After witnessing mass suicides in her hometown, a lonely woman joins a group of strangers that are hiding from something dangerous that no one can see or understand. But as tensions rise and events unfold, Malorie (played by Sandra Bullock) must learn that merely surviving is not truly living.
Initially with Bird Box I hesitated to watch it. It just didn’t look all that interesting to me. With the viral sensation it’s become, however, I gave it a go. The story has a clever premise: if you want to be safe and survive, you need to stay inside or shut your eyes. Going outside with eyes open will kill you. The problem is, I didn’t feel I was promised this premise throughout the story very much. This is a thriller on paper, and yet I didn’t sense much suspense or thrill. In screenwriting, a good script will deliver on the promise of showing you the premise. In a way, I somewhat felt cheated of such a promise.
Such storytelling I thought was performed by a solid cast, however. Sandra Bullock, Trevante Rhodes, Tom Hollander, Sarah Paulson, and John Malkovich all, I thought, did what they could with what they were given to give good performances in stressful situations.
But again, the direction and writing of the story I thought didn’t quite live up to the potential it had to be a great film. Many times throughout I felt the story just crawling with too slow of a pace. For really any film, there are sequences in a certain place of the film where tension and conflict should be quickly increasing. Unfortunately, there is no such tension until a climactic scene (you know it when you see it) that occurs late in the film. Additionally, I felt the middle of the story sags a bit, without any strong shift or beat to twist the story in a somewhat new direction.
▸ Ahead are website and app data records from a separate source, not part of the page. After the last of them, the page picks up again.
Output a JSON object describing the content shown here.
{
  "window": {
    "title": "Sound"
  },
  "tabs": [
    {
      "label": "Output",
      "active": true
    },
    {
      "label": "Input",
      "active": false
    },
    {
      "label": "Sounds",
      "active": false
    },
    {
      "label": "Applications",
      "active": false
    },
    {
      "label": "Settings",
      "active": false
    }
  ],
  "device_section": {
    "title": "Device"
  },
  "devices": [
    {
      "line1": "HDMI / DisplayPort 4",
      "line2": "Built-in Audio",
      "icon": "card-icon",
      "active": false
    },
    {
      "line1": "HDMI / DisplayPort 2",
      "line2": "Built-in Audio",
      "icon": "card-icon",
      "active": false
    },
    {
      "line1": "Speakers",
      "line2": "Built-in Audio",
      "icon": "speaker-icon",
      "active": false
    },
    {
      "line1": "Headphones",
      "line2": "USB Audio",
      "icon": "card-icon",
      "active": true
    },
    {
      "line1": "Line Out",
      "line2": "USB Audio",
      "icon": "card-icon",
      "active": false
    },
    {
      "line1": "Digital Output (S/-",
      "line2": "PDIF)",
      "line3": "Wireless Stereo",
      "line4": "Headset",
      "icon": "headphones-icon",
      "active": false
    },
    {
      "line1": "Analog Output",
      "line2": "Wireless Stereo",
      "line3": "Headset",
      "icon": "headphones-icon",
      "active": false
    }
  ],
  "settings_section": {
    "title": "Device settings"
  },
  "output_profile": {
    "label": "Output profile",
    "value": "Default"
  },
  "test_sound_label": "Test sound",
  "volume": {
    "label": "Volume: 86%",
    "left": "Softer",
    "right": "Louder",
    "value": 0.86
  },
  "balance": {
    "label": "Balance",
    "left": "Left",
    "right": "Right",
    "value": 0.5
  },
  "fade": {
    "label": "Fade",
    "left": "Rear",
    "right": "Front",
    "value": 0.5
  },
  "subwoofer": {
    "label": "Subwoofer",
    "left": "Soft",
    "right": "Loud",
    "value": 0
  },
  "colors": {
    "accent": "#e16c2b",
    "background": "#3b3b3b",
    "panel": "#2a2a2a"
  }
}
Bird Box has its strong points. It’s why I don’t think this is necessarily a bad movie. The shot locations in California look beautiful, Trent Reznor and Atticus Ross (The Social Network) I thought composed a great score, and the cast give above average to very good performances. The plot structure is even good enough, where I was at least able to follow the story without much confusion or complication. Yet the direction and writing of Bird Box still left me wondering what all the rave was about. Perhaps the source material includes bits that were left out of the film? Either way, I’m going to go out on a limb and suggest the book, like so many other scenarios, over the movie in this review.
Oh, and if you check it out, make sure to laugh at some great memes afterwards! ; )
Zimm Score: 6/10